There was no call on the play, but afterward Watt walked over to the official to plead his case. It doesn't usually work, and his owner notices.
"The only way they can avoid him getting a sack is by holding him, they just don't call it every time," Texans owner Bob McNair said. "I mean, if you watch it, they are literally holding him every play. He is just that kind of player, he is so disruptive and plays so hard it turns everybody else on."
The Saints tried, but Watt still notched two sacks and forced quarterback Drew Brees into an intentional grounding.
On one sack, the Saints moved their left tackle outside their right tackle, to give extra help on that side, but Watt beat them anyway. On another he beat the Saints' rookie left guard. He beat their right tackle on the intentional-grounding play.
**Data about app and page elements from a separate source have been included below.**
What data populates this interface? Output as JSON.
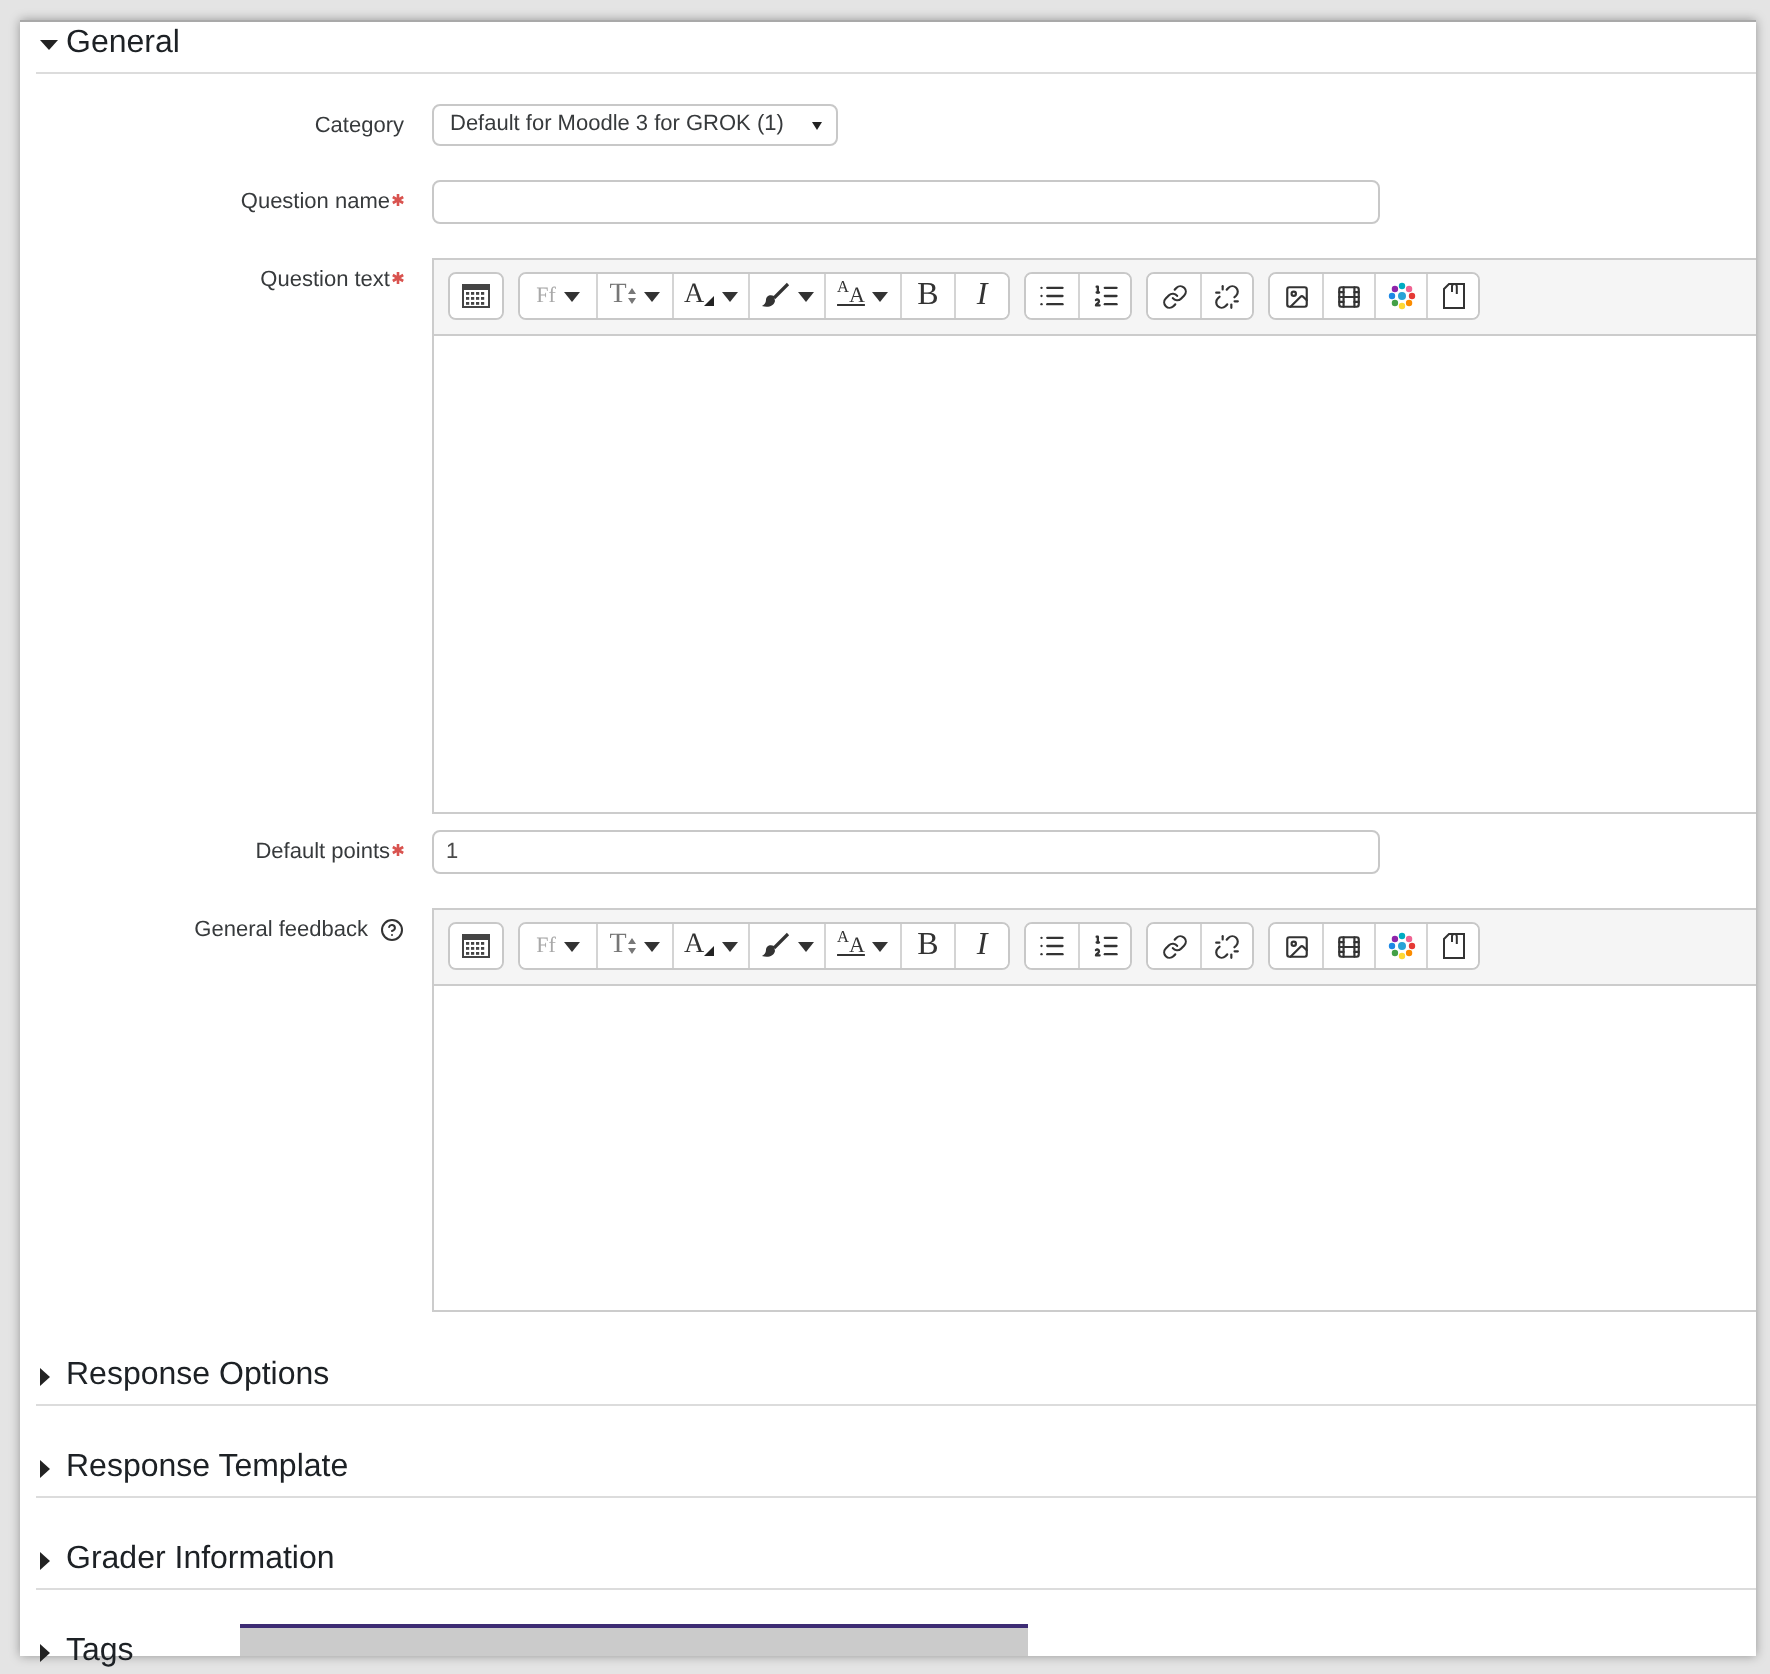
{
  "sections": [
    {
      "title": "General",
      "expanded": true,
      "fields": [
        {
          "kind": "select",
          "label": "Category",
          "required": false,
          "help": false,
          "value": "Default for Moodle 3 for GROK (1)"
        },
        {
          "kind": "text",
          "label": "Question name",
          "required": true,
          "help": false
        },
        {
          "kind": "editor",
          "label": "Question text",
          "required": true,
          "help": false,
          "toolbar": [
            [
              {
                "kind": "keyboard",
                "dropdown": false
              }
            ],
            [
              {
                "kind": "font_family",
                "label": "Ff",
                "dropdown": true
              },
              {
                "kind": "font_size",
                "label": "T",
                "dropdown": true
              },
              {
                "kind": "font_color",
                "label": "A",
                "dropdown": true
              },
              {
                "kind": "highlight",
                "dropdown": true
              },
              {
                "kind": "text_style",
                "label": "$^{A}$A",
                "dropdown": true
              },
              {
                "kind": "bold",
                "label": "B",
                "dropdown": false
              },
              {
                "kind": "italic",
                "label": "I",
                "dropdown": false
              }
            ],
            [
              {
                "kind": "bullets",
                "dropdown": false
              },
              {
                "kind": "numbers",
                "dropdown": false
              }
            ],
            [
              {
                "kind": "link",
                "dropdown": false
              },
              {
                "kind": "unlink",
                "dropdown": false
              }
            ],
            [
              {
                "kind": "image",
                "dropdown": false
              },
              {
                "kind": "video",
                "dropdown": false
              },
              {
                "kind": "media",
                "dropdown": false
              },
              {
                "kind": "file",
                "dropdown": false
              }
            ]
          ]
        },
        {
          "kind": "text",
          "label": "Default points",
          "required": true,
          "help": false,
          "value": "1"
        },
        {
          "kind": "editor",
          "label": "General feedback",
          "required": false,
          "help": true,
          "toolbar": [
            [
              {
                "kind": "keyboard",
                "dropdown": false
              }
            ],
            [
              {
                "kind": "font_family",
                "label": "Ff",
                "dropdown": true
              },
              {
                "kind": "font_size",
                "label": "T",
                "dropdown": true
              },
              {
                "kind": "font_color",
                "label": "A",
                "dropdown": true
              },
              {
                "kind": "highlight",
                "dropdown": true
              },
              {
                "kind": "text_style",
                "label": "$^{A}$A",
                "dropdown": true
              },
              {
                "kind": "bold",
                "label": "B",
                "dropdown": false
              },
              {
                "kind": "italic",
                "label": "I",
                "dropdown": false
              }
            ],
            [
              {
                "kind": "bullets",
                "dropdown": false
              },
              {
                "kind": "numbers",
                "dropdown": false
              }
            ],
            [
              {
                "kind": "link",
                "dropdown": false
              },
              {
                "kind": "unlink",
                "dropdown": false
              }
            ],
            [
              {
                "kind": "image",
                "dropdown": false
              },
              {
                "kind": "video",
                "dropdown": false
              },
              {
                "kind": "media",
                "dropdown": false
              },
              {
                "kind": "file",
                "dropdown": false
              }
            ]
          ]
        }
      ]
    },
    {
      "title": "Response Options",
      "expanded": false
    },
    {
      "title": "Response Template",
      "expanded": false
    },
    {
      "title": "Grader Information",
      "expanded": false
    },
    {
      "title": "Tags",
      "expanded": false
    }
  ]
}
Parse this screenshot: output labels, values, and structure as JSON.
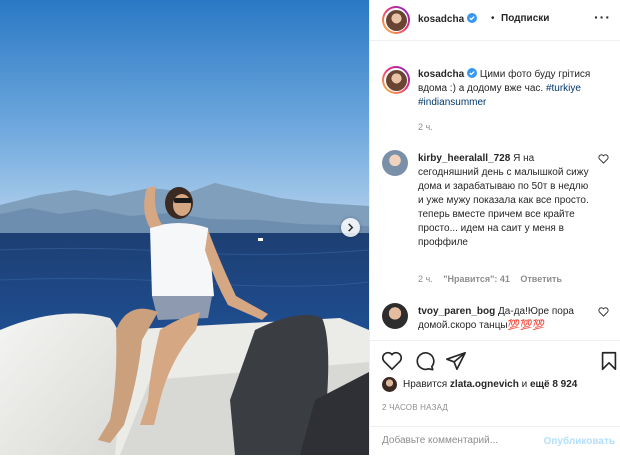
{
  "header": {
    "username": "kosadcha",
    "separator": "•",
    "follow_label": "Подписки",
    "more_label": "···"
  },
  "caption": {
    "username": "kosadcha",
    "text": "Цими фото буду грітися вдома :) а додому вже час.",
    "hashtags": "#turkiye #indiansummer",
    "time": "2 ч."
  },
  "comments": [
    {
      "username": "kirby_heeralall_728",
      "text": "Я на сегодняшний день с малышкой сижу дома и зарабатываю по 50т в недлю и уже мужу показала как все просто. теперь вместе причем все крайте просто... идем на саит у меня в проффиле",
      "time": "2 ч.",
      "likes": "\"Нравится\": 41",
      "reply": "Ответить"
    },
    {
      "username": "tvoy_paren_bog",
      "text": "Да-да!Юре пора домой.скоро танцы💯💯💯"
    }
  ],
  "likes": {
    "prefix": "Нравится",
    "user": "zlata.ognevich",
    "connector": "и",
    "others": "ещё 8 924"
  },
  "posted_ago": "2 ЧАСОВ НАЗАД",
  "add_comment": {
    "placeholder": "Добавьте комментарий...",
    "publish_label": "Опубликовать"
  },
  "colors": {
    "hashtag": "#00376b",
    "verified": "#3897f0",
    "publish_disabled": "#b2dffc",
    "muted": "#8e8e8e"
  }
}
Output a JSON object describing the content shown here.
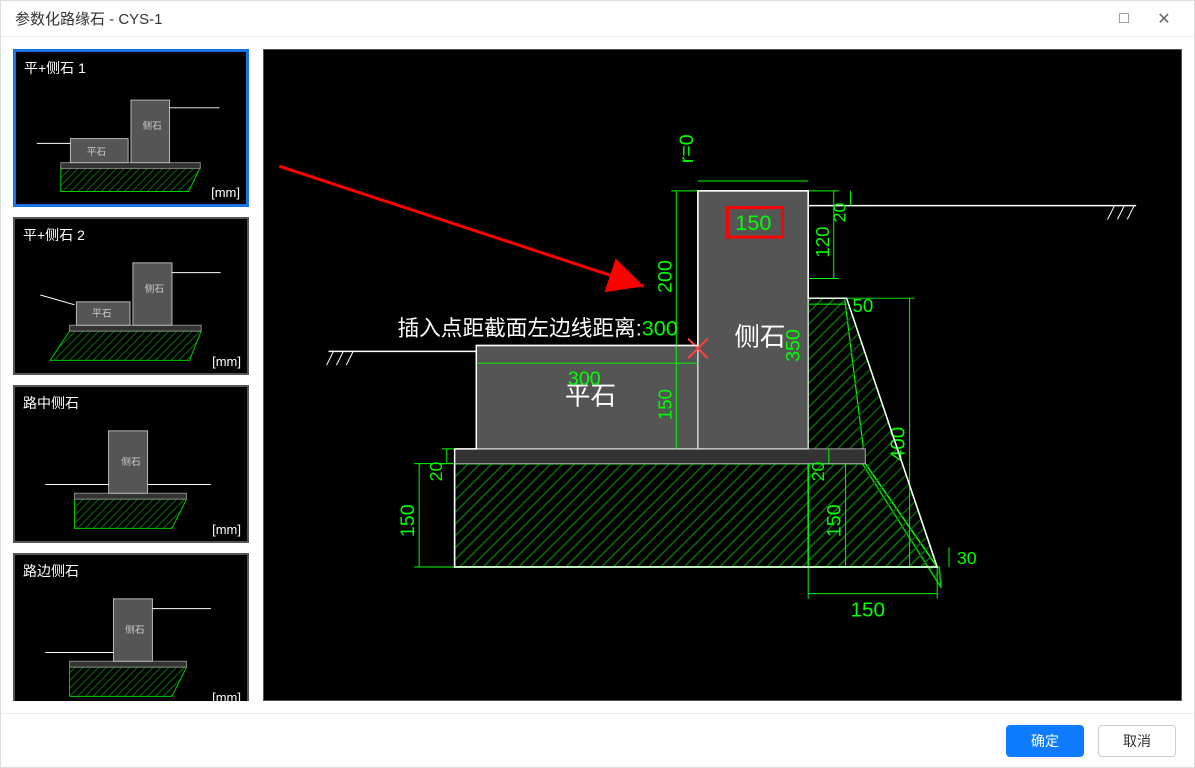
{
  "window": {
    "title": "参数化路缘石 - CYS-1",
    "maximize_icon": "□",
    "close_icon": "✕"
  },
  "thumbs": [
    {
      "label": "平+侧石 1",
      "unit": "[mm]",
      "ce": "侧石",
      "ping": "平石"
    },
    {
      "label": "平+侧石 2",
      "unit": "[mm]",
      "ce": "侧石",
      "ping": "平石"
    },
    {
      "label": "路中侧石",
      "unit": "[mm]",
      "ce": "侧石"
    },
    {
      "label": "路边侧石",
      "unit": "[mm]",
      "ce": "侧石"
    }
  ],
  "main": {
    "insert_label_prefix": "插入点距截面左边线距离:",
    "insert_value": "300",
    "ce_label": "侧石",
    "ping_label": "平石",
    "r_label": "r=0"
  },
  "dims": {
    "v200": "200",
    "v150a": "150",
    "v150d": "150",
    "v150e": "150",
    "v150b": "150",
    "v20a": "20",
    "v20b": "20",
    "v20c": "20",
    "v300": "300",
    "v120": "120",
    "v350": "350",
    "v50": "50",
    "v400": "400",
    "v30": "30",
    "v150c": "150"
  },
  "footer": {
    "ok": "确定",
    "cancel": "取消"
  }
}
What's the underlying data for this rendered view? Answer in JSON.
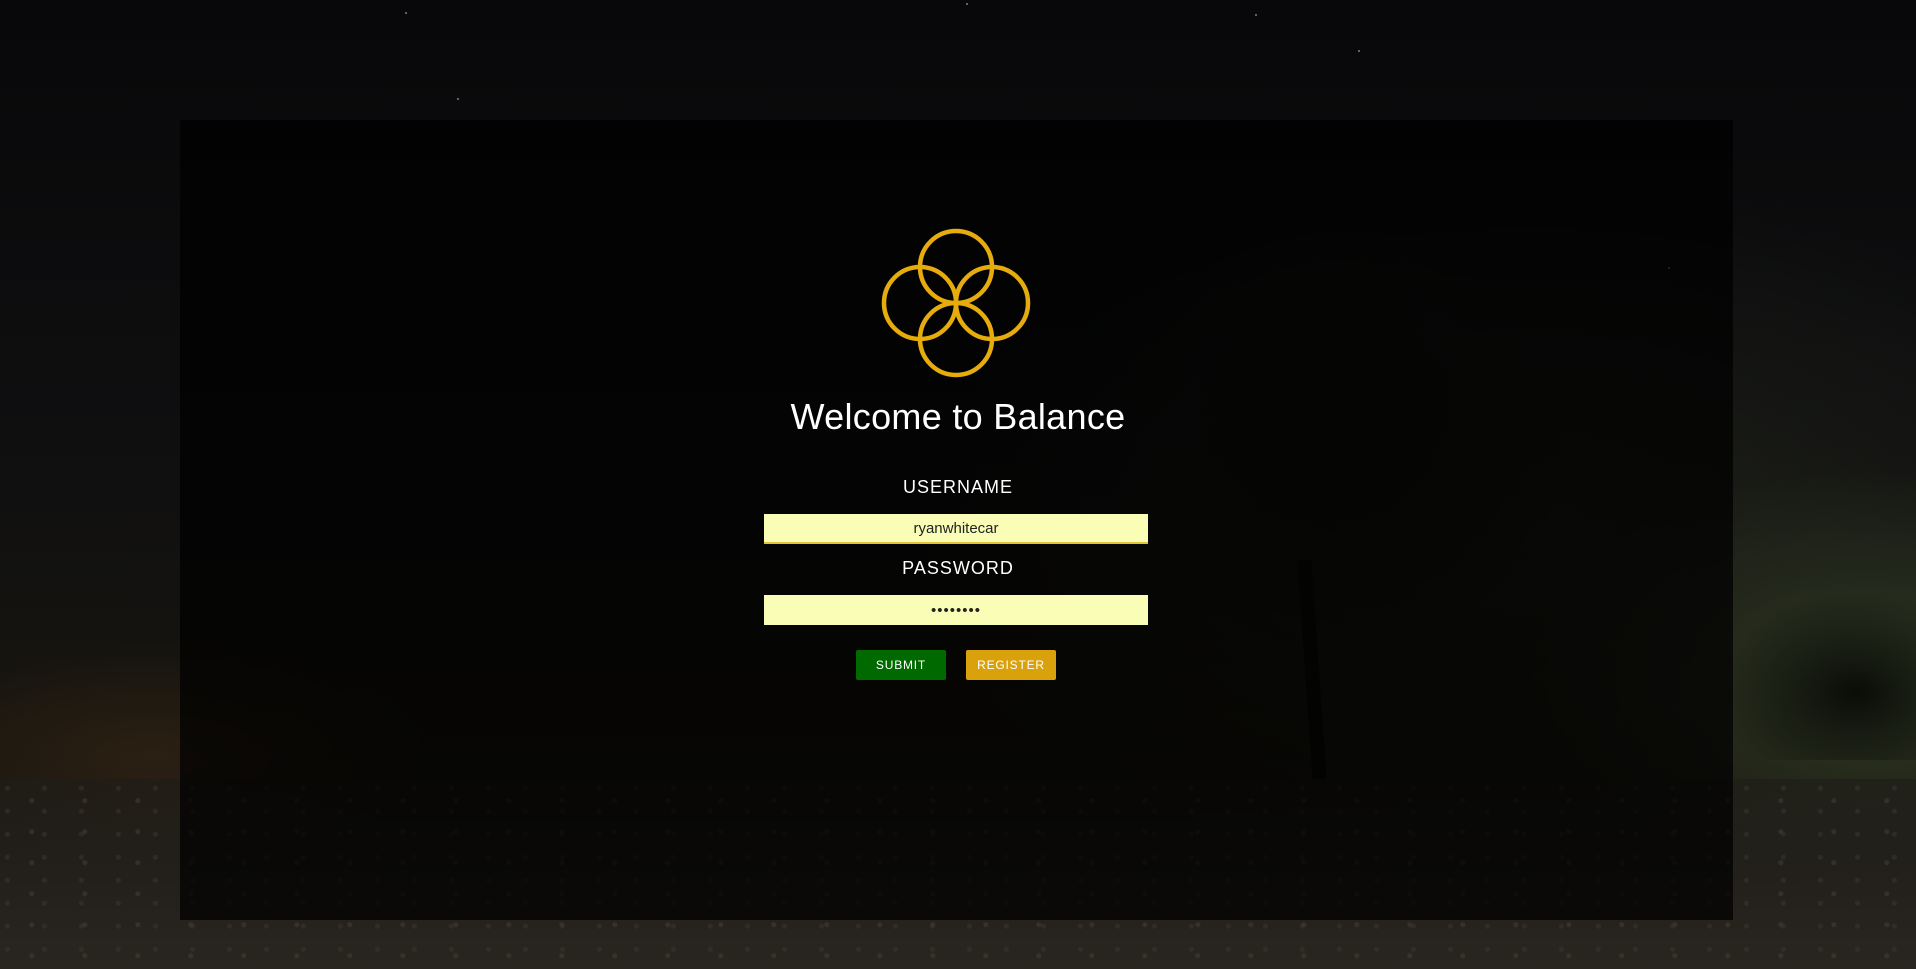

"You have to have the physical skills to be able to do your job, but then you also have to have the mental aspect to where you know how to attack and what they're going to try to do to attack you, and then it goes throughout the course of the game," Watt said. "Teams try and change things throughout the course of the game, whether it's add blockers, whether it's changing the scheme. You have to always, constantly be on your toes because they're always going to give you something new. They do different things to try and offset what you're doing, so it's a constant chess match."